What follows are the four most common ways police deceive people into incriminating themselves for marijuana possession. Heed these warnings and remember the advice so you can avoid giving the cops a reason to arrest you.
Although our laws are meant to protect everyone equally, some police treat people differently based on a number of factors, particularly race. The ACLU reported last summer that blacks are almost four times as likely as whites to be arrested for marijuana possession. Other activist groups have found that law enforcement officers kill one black American roughly every 28 hours. Should you choose to invoke any of the rights detailed below, you must do so while remaining hyperaware of how you are perceived by police based on your race and other class-indicative factors, and then proceed with caution. Unfortunately, that's nothing new for people of color.
1. Giving officers “reasonable suspicion” by talking too much. A cop has no right to detain you without reasonable suspicion. “Reasonable suspicion” is a murky standard that isn’t as definitive as hard evidence, but requires more than a hunch, as Flex Your Rights explains:

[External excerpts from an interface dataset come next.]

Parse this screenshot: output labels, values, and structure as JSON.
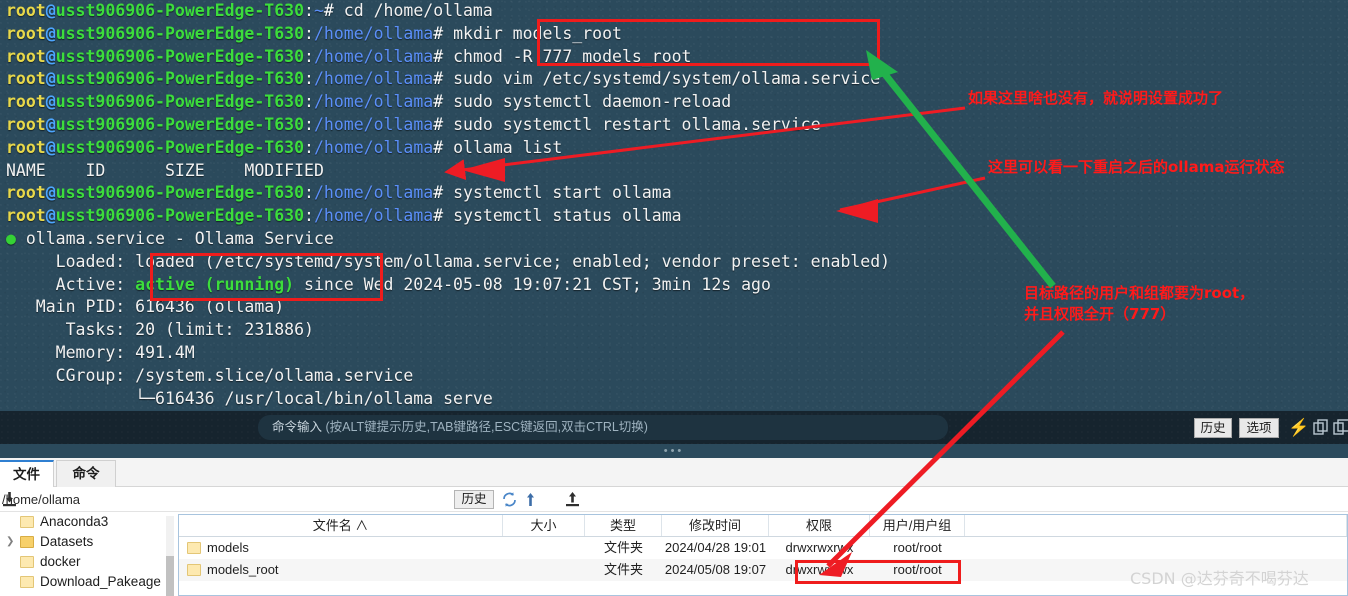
{
  "terminal": {
    "prompt": {
      "user": "root",
      "at": "@",
      "host": "usst906906-PowerEdge-T630",
      "colon": ":",
      "hash": "# "
    },
    "lines": [
      {
        "type": "prompt",
        "path": "~",
        "command": "cd /home/ollama"
      },
      {
        "type": "prompt",
        "path": "/home/ollama",
        "command": "mkdir models_root"
      },
      {
        "type": "prompt",
        "path": "/home/ollama",
        "command": "chmod -R 777 models_root"
      },
      {
        "type": "prompt",
        "path": "/home/ollama",
        "command": "sudo vim /etc/systemd/system/ollama.service"
      },
      {
        "type": "prompt",
        "path": "/home/ollama",
        "command": "sudo systemctl daemon-reload"
      },
      {
        "type": "prompt",
        "path": "/home/ollama",
        "command": "sudo systemctl restart ollama.service"
      },
      {
        "type": "prompt",
        "path": "/home/ollama",
        "command": "ollama list"
      },
      {
        "type": "output",
        "text": "NAME    ID      SIZE    MODIFIED"
      },
      {
        "type": "prompt",
        "path": "/home/ollama",
        "command": "systemctl start ollama"
      },
      {
        "type": "prompt",
        "path": "/home/ollama",
        "command": "systemctl status ollama"
      },
      {
        "type": "status_header",
        "dot": "●",
        "text": " ollama.service - Ollama Service"
      },
      {
        "type": "output",
        "text": "     Loaded: loaded (/etc/systemd/system/ollama.service; enabled; vendor preset: enabled)"
      },
      {
        "type": "active",
        "label": "     Active: ",
        "value": "active (running)",
        "tail": " since Wed 2024-05-08 19:07:21 CST; 3min 12s ago"
      },
      {
        "type": "output",
        "text": "   Main PID: 616436 (ollama)"
      },
      {
        "type": "output",
        "text": "      Tasks: 20 (limit: 231886)"
      },
      {
        "type": "output",
        "text": "     Memory: 491.4M"
      },
      {
        "type": "output",
        "text": "     CGroup: /system.slice/ollama.service"
      },
      {
        "type": "output",
        "text": "             └─616436 /usr/local/bin/ollama serve"
      }
    ]
  },
  "command_bar": {
    "input_label": "命令输入",
    "input_hint": " (按ALT键提示历史,TAB键路径,ESC键返回,双击CTRL切换)",
    "history_button": "历史",
    "options_button": "选项",
    "icons": [
      "bolt-icon",
      "copy-icon",
      "paste-icon"
    ]
  },
  "file_manager": {
    "tabs": [
      {
        "label": "文件",
        "active": true
      },
      {
        "label": "命令",
        "active": false
      }
    ],
    "path": "/home/ollama",
    "history_button": "历史",
    "toolbar_icons": [
      "refresh-icon",
      "up-icon",
      "download-icon",
      "upload-icon"
    ],
    "tree": [
      {
        "label": "Anaconda3",
        "expandable": false,
        "open": false
      },
      {
        "label": "Datasets",
        "expandable": true,
        "open": true
      },
      {
        "label": "docker",
        "expandable": false,
        "open": false
      },
      {
        "label": "Download_Pakeage",
        "expandable": false,
        "open": false
      }
    ],
    "columns": [
      {
        "label": "文件名",
        "sort": "∧"
      },
      {
        "label": "大小",
        "sort": ""
      },
      {
        "label": "类型",
        "sort": ""
      },
      {
        "label": "修改时间",
        "sort": ""
      },
      {
        "label": "权限",
        "sort": ""
      },
      {
        "label": "用户/用户组",
        "sort": ""
      }
    ],
    "rows": [
      {
        "name": "models",
        "size": "",
        "type": "文件夹",
        "mtime": "2024/04/28 19:01",
        "perm": "drwxrwxrwx",
        "owner": "root/root"
      },
      {
        "name": "models_root",
        "size": "",
        "type": "文件夹",
        "mtime": "2024/05/08 19:07",
        "perm": "drwxrwxrwx",
        "owner": "root/root"
      }
    ]
  },
  "annotations": [
    {
      "id": "anno-success",
      "text": "如果这里啥也没有，就说明设置成功了"
    },
    {
      "id": "anno-status",
      "text": "这里可以看一下重启之后的ollama运行状态"
    },
    {
      "id": "anno-perm-line1",
      "text": "目标路径的用户和组都要为root，"
    },
    {
      "id": "anno-perm-line2",
      "text": "并且权限全开（777）"
    }
  ],
  "watermark": "CSDN @达芬奇不喝芬达",
  "colors": {
    "terminal_bg": "#2b4a5c",
    "prompt_user": "#e8d84a",
    "prompt_host": "#3cdd3c",
    "prompt_path": "#5b8ff9",
    "annotation_red": "#ff1a1a",
    "arrow_green": "#22b14c",
    "arrow_red": "#ee1c24",
    "tab_accent": "#2f7fd1"
  }
}
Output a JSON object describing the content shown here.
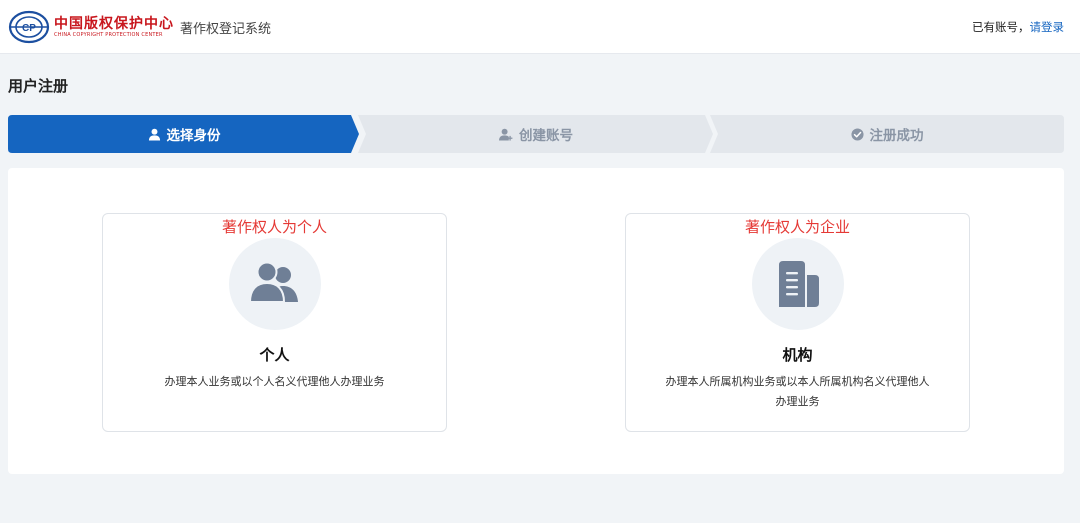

A combination of particular facts, even if each is individually insignificant, can form the basis of reasonable suspicion. For example, police may have reasonable suspicion to detain someone who fits a description of a criminal suspect, a suspect who drops a suspicious object after seeing police, or a suspect in a high crime area who runs after seeing police.
If a cop simply stops and pummels you with questions, he has no right to force you to stick around and answer. In fact, if you’re carrying a bit of bud on you, your best bet for avoiding trouble is to use your constitutional right to silence. Here’s what I mean.
Let’s say you just bought an eighth of deliciously fresh green shimmering with sticky trichomes. You’re walking to a friend’s house for some communal smoking when suddenly a young police officer stops you to ask some questions—just the standard inquiries: Who are you, where are you going, where are you coming from, etc.
You think, “Shit! I’m screwed! But maybe if I’m really nice, he/she will let me go.”
You decide to blab away in an overly polite tone under the delusion that he/she isn’t aware of your charm offensive. You notice your tactic isn’t working, and out of nervousness you begin stammering and giving inconsistent answers—which are cause for reasonable suspicion. The cop then decides to search you, finding your weed and brandishing it in the open, which gives him/her the right to arrest you for having pot in “public view.” You’re cuffed, shunted off to jail and stuck with a petty possession charge.